• **RECORDS FOR PROCESSING**:
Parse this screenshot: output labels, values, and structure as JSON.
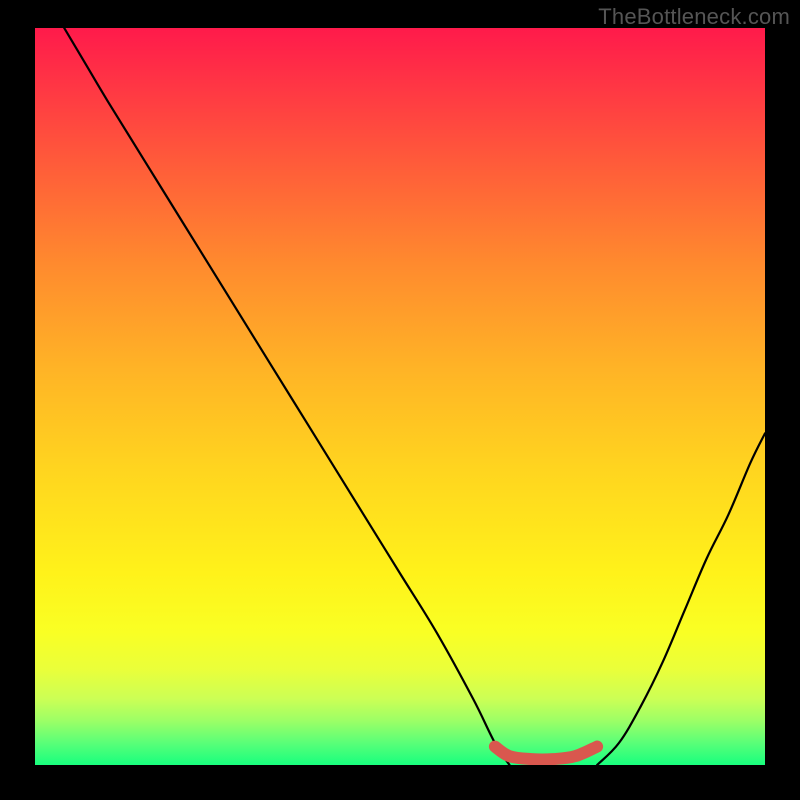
{
  "watermark": "TheBottleneck.com",
  "chart_data": {
    "type": "line",
    "title": "",
    "xlabel": "",
    "ylabel": "",
    "xlim": [
      0,
      100
    ],
    "ylim": [
      0,
      100
    ],
    "grid": false,
    "series": [
      {
        "name": "bottleneck-curve-left",
        "x": [
          4,
          7,
          10,
          15,
          20,
          25,
          30,
          35,
          40,
          45,
          50,
          55,
          60,
          63,
          65
        ],
        "y": [
          100,
          95,
          90,
          82,
          74,
          66,
          58,
          50,
          42,
          34,
          26,
          18,
          9,
          3,
          0
        ]
      },
      {
        "name": "bottleneck-curve-right",
        "x": [
          77,
          80,
          83,
          86,
          89,
          92,
          95,
          98,
          100
        ],
        "y": [
          0,
          3,
          8,
          14,
          21,
          28,
          34,
          41,
          45
        ]
      },
      {
        "name": "optimal-range",
        "x": [
          63,
          65,
          68,
          71,
          74,
          77
        ],
        "y": [
          2.5,
          1.2,
          0.8,
          0.8,
          1.2,
          2.5
        ]
      }
    ],
    "colors": {
      "curve": "#000000",
      "optimal": "#d9574e",
      "gradient_top": "#ff1a4b",
      "gradient_bottom": "#18ff7e"
    }
  }
}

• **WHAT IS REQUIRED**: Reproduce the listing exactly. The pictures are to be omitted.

• **OUTPUT OF THE EXERCISE**:
Parse this screenshot: output labels, values, and structure as JSON.
{
  "watermark": "TheBottleneck.com",
  "chart_data": {
    "type": "line",
    "title": "",
    "xlabel": "",
    "ylabel": "",
    "xlim": [
      0,
      100
    ],
    "ylim": [
      0,
      100
    ],
    "grid": false,
    "series": [
      {
        "name": "bottleneck-curve-left",
        "x": [
          4,
          7,
          10,
          15,
          20,
          25,
          30,
          35,
          40,
          45,
          50,
          55,
          60,
          63,
          65
        ],
        "y": [
          100,
          95,
          90,
          82,
          74,
          66,
          58,
          50,
          42,
          34,
          26,
          18,
          9,
          3,
          0
        ]
      },
      {
        "name": "bottleneck-curve-right",
        "x": [
          77,
          80,
          83,
          86,
          89,
          92,
          95,
          98,
          100
        ],
        "y": [
          0,
          3,
          8,
          14,
          21,
          28,
          34,
          41,
          45
        ]
      },
      {
        "name": "optimal-range",
        "x": [
          63,
          65,
          68,
          71,
          74,
          77
        ],
        "y": [
          2.5,
          1.2,
          0.8,
          0.8,
          1.2,
          2.5
        ]
      }
    ],
    "colors": {
      "curve": "#000000",
      "optimal": "#d9574e",
      "gradient_top": "#ff1a4b",
      "gradient_bottom": "#18ff7e"
    }
  }
}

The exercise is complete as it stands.